(Source records)
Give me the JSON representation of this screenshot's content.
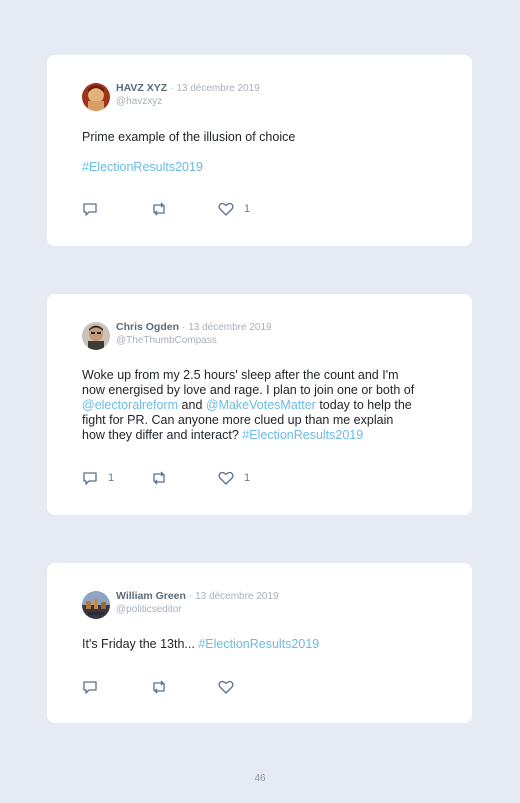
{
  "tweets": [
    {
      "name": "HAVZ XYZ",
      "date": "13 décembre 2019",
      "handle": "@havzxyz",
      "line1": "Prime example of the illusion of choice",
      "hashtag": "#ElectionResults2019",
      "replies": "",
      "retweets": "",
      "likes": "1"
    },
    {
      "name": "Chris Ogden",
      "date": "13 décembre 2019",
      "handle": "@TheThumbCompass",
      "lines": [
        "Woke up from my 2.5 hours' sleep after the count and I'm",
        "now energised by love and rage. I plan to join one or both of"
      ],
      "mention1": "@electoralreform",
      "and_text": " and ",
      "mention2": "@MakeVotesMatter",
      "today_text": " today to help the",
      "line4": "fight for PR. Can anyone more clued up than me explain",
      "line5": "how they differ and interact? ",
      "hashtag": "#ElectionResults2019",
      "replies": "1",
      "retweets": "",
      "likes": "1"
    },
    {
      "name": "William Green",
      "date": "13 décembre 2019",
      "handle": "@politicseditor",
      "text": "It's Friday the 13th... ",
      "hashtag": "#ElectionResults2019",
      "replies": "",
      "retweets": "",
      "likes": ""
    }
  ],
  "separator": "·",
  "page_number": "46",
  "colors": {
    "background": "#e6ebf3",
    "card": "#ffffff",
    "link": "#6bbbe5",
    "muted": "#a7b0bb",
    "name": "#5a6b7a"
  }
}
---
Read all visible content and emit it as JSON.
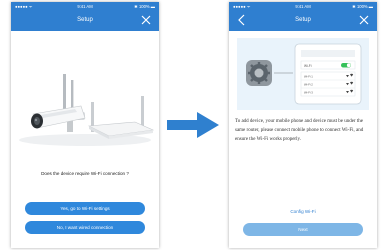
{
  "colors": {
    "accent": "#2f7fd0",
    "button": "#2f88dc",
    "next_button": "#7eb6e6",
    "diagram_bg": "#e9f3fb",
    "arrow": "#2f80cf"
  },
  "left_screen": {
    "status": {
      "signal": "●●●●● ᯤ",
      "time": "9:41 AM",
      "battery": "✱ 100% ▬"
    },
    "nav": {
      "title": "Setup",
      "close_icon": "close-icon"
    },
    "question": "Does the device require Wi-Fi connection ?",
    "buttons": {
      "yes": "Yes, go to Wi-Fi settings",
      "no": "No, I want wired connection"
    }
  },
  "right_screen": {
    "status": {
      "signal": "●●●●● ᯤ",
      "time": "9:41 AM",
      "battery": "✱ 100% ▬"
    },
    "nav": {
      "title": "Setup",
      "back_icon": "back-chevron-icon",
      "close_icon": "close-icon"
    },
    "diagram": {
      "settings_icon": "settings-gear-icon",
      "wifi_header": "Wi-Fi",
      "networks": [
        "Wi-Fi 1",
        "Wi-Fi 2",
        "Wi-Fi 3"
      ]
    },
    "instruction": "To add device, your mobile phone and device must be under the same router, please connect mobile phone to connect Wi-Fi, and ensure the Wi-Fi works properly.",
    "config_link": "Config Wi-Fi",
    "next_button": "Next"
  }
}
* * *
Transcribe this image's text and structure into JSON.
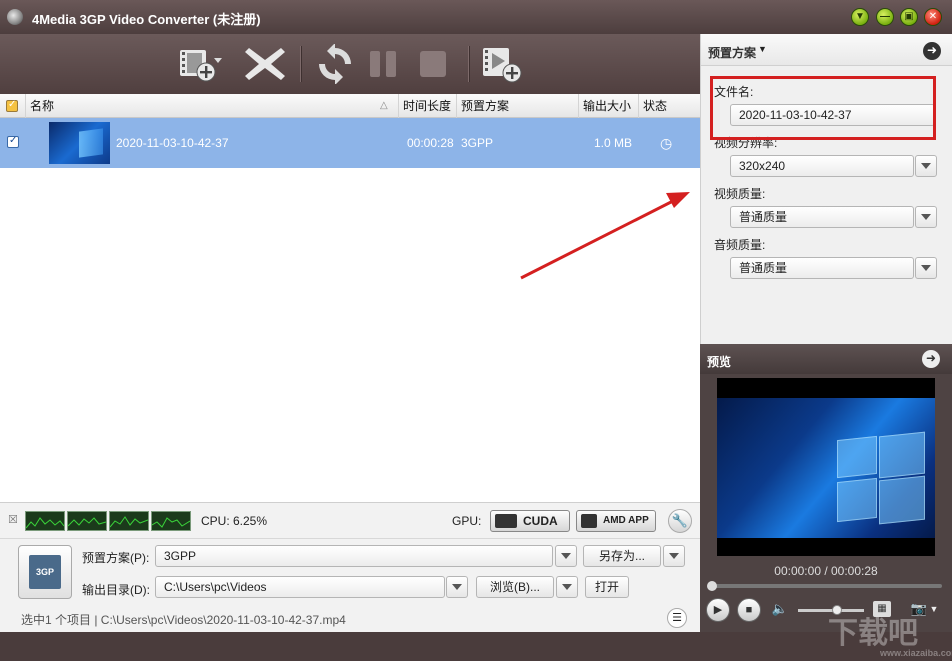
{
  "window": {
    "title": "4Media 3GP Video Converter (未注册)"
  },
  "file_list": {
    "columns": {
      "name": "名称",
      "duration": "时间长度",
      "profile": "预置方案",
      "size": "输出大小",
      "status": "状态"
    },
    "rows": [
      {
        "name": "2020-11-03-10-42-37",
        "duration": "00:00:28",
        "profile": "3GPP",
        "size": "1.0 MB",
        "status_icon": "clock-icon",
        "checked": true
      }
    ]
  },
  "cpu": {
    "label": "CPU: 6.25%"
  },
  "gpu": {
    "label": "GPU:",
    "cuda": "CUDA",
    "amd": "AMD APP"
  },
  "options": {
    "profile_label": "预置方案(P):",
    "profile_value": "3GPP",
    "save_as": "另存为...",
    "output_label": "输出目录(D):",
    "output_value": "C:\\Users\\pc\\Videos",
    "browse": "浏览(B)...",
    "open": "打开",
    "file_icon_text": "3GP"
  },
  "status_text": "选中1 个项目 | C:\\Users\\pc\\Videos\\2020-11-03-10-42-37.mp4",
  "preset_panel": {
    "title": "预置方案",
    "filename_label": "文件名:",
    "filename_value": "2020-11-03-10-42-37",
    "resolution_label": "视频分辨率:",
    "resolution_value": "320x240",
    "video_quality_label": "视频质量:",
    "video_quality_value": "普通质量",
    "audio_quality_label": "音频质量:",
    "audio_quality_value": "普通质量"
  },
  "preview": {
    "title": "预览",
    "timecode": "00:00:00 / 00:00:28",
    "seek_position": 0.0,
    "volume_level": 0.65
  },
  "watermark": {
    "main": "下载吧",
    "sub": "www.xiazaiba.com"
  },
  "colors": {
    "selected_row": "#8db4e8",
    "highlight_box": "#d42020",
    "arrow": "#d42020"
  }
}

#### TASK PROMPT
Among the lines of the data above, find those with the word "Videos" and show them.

#### TASK OUTPUT
    "output_value": "C:\\Users\\pc\\Videos",
  "status_text": "选中1 个项目 | C:\\Users\\pc\\Videos\\2020-11-03-10-42-37.mp4",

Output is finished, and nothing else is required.